Okay, I'm ready to come clean and admit it. I have an obsession. I know what you're thinking. "Well duh... we already know you're obsessed with pancakes. What else is new?"
Not even close. In fact, if it came right down to it, I would never eat another pancake until Jesus returns if it meant I couldn't hear the music of Les Miserables', the longest-running stage musical in modern history. One of my most cherished memories is seeing it onstage with my Dad at the Fisher Theatre in Detroit shortly before he passed away. Pam and I saw it again at the Fisher a few years later.

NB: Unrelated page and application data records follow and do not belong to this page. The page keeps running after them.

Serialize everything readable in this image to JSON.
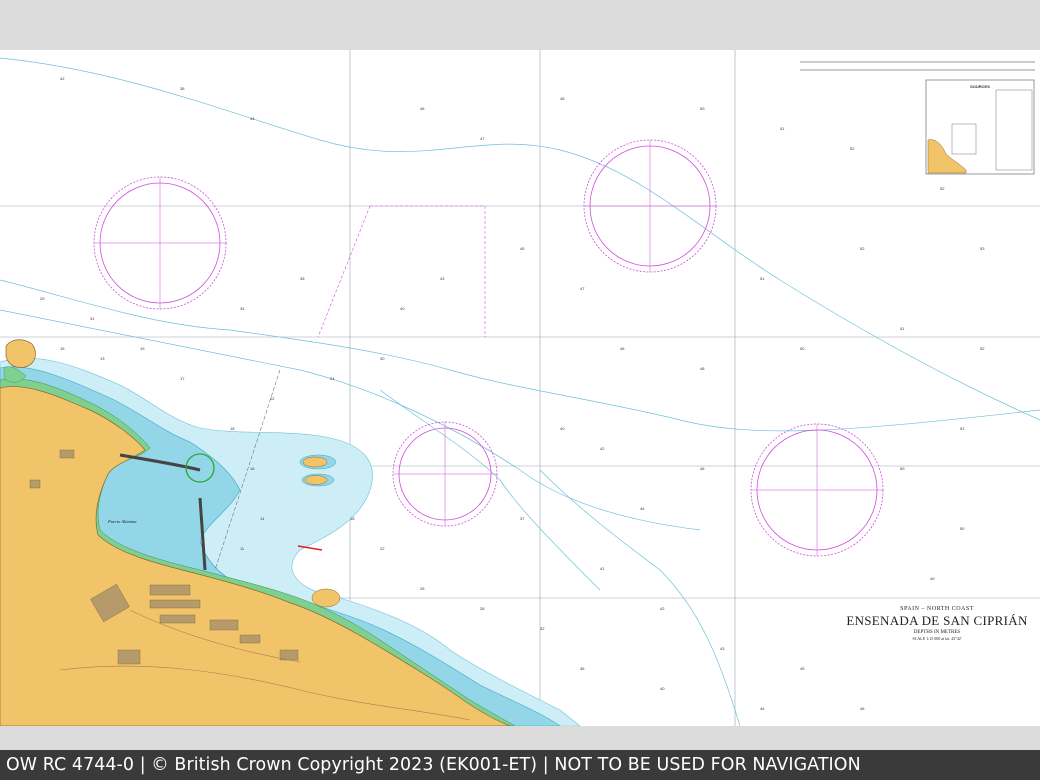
{
  "chart": {
    "region_label": "SPAIN – NORTH COAST",
    "title": "ENSENADA DE SAN CIPRIÁN",
    "depths_note": "DEPTHS IN METRES",
    "scale_note": "SCALE 1:15 000 at lat. 43°42'",
    "sources_title": "SOURCES",
    "colors": {
      "land": "#f2c46a",
      "intertidal": "#7fcf8e",
      "shallow_water": "#8fd4e6",
      "medium_water": "#c6ebf4",
      "compass_rose": "#d24ae0",
      "depth_contour": "#5ab4d2"
    }
  },
  "footer": {
    "text": "OW RC 4744-0 | © British Crown Copyright 2023 (EK001-ET) | NOT TO BE USED FOR NAVIGATION"
  }
}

I saved up for months to buy myself a Christmas present that I'll finally get to enjoy on Tuesday: a front row ticket for Les Mis at the Wharton Center on the campus of MSU. (Pam doesn't share my obsession, so only one ticket was needed this time around. She's seen it once, and she's fine with that. Poor misguided young lady.) I feel like an 8-year old on Christmas morning! Rarely do I splurge on anything anymore. We hardly go out to eat, to the movies, or even on road trips because money is tight. In fact, Pam and I have a date night about once a year. We're okay with that. Bills have to be paid. But there's something about the music and story of Les Mis that has captured my heart, and I can't stay away.

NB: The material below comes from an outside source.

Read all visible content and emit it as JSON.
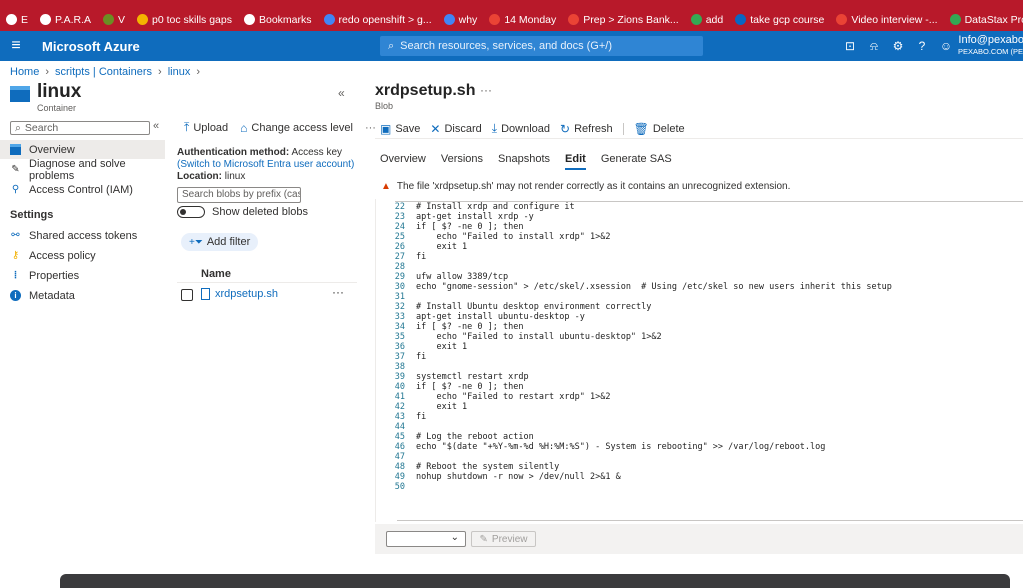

I think it's because I see so much Biblical truth in the story's main character, Jean Valjean. He had a rough start... spending 19 years in prison for stealing a loaf of bread for his starving family, and for trying to escape. Yet a kindly Bishop showed him forgiveness, and that one simple act of love turned his life around. He went on to become a wonderful father to an orphaned girl, and heroically saved the life of her fiance' during a bloody student-led revolt against a corrupt government. In short, because his life had been changed, he put the needs of others ahead of his own.
The apostle Paul wrote in Acts 20:24, "However, I consider my life worth nothing to me; my only aim is to finish the race and complete the task the Lord Jesus has given me—the task of testifying to the good news of God’s grace." Intentional or not, I think that's the message of Les Miserables'... that's certainly what it means to me. It's the way I want to live my life.

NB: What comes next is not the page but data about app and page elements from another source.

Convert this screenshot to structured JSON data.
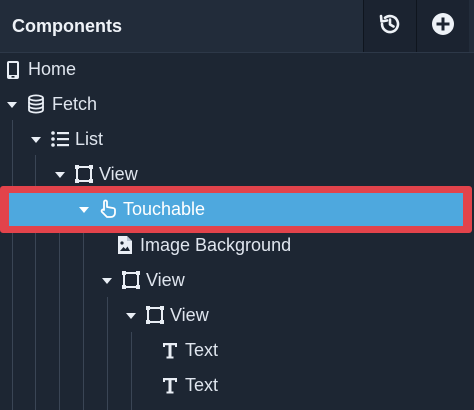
{
  "header": {
    "title": "Components",
    "history_icon": "history-icon",
    "add_icon": "add-circle-icon"
  },
  "tree": [
    {
      "label": "Home",
      "icon": "phone-icon",
      "expanded": null,
      "selected": false
    },
    {
      "label": "Fetch",
      "icon": "database-icon",
      "expanded": true,
      "selected": false
    },
    {
      "label": "List",
      "icon": "list-icon",
      "expanded": true,
      "selected": false
    },
    {
      "label": "View",
      "icon": "square-frame-icon",
      "expanded": true,
      "selected": false
    },
    {
      "label": "Touchable",
      "icon": "hand-pointer-icon",
      "expanded": true,
      "selected": true
    },
    {
      "label": "Image Background",
      "icon": "image-file-icon",
      "expanded": null,
      "selected": false
    },
    {
      "label": "View",
      "icon": "square-frame-icon",
      "expanded": true,
      "selected": false
    },
    {
      "label": "View",
      "icon": "square-frame-icon",
      "expanded": true,
      "selected": false
    },
    {
      "label": "Text",
      "icon": "text-icon",
      "expanded": null,
      "selected": false
    },
    {
      "label": "Text",
      "icon": "text-icon",
      "expanded": null,
      "selected": false
    }
  ],
  "colors": {
    "background": "#1d2633",
    "selected": "#4ea8de",
    "highlight_outline": "#e2434b"
  }
}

The finale'.... oh, the finale'! If they don't play it at my funeral, I just may find a way to come back and haunt someone. Jean Valjean sings the line I want inscribed someday on my tombstone: "To love another person is to see the face of God."
Yeah. I can be obsessed with that.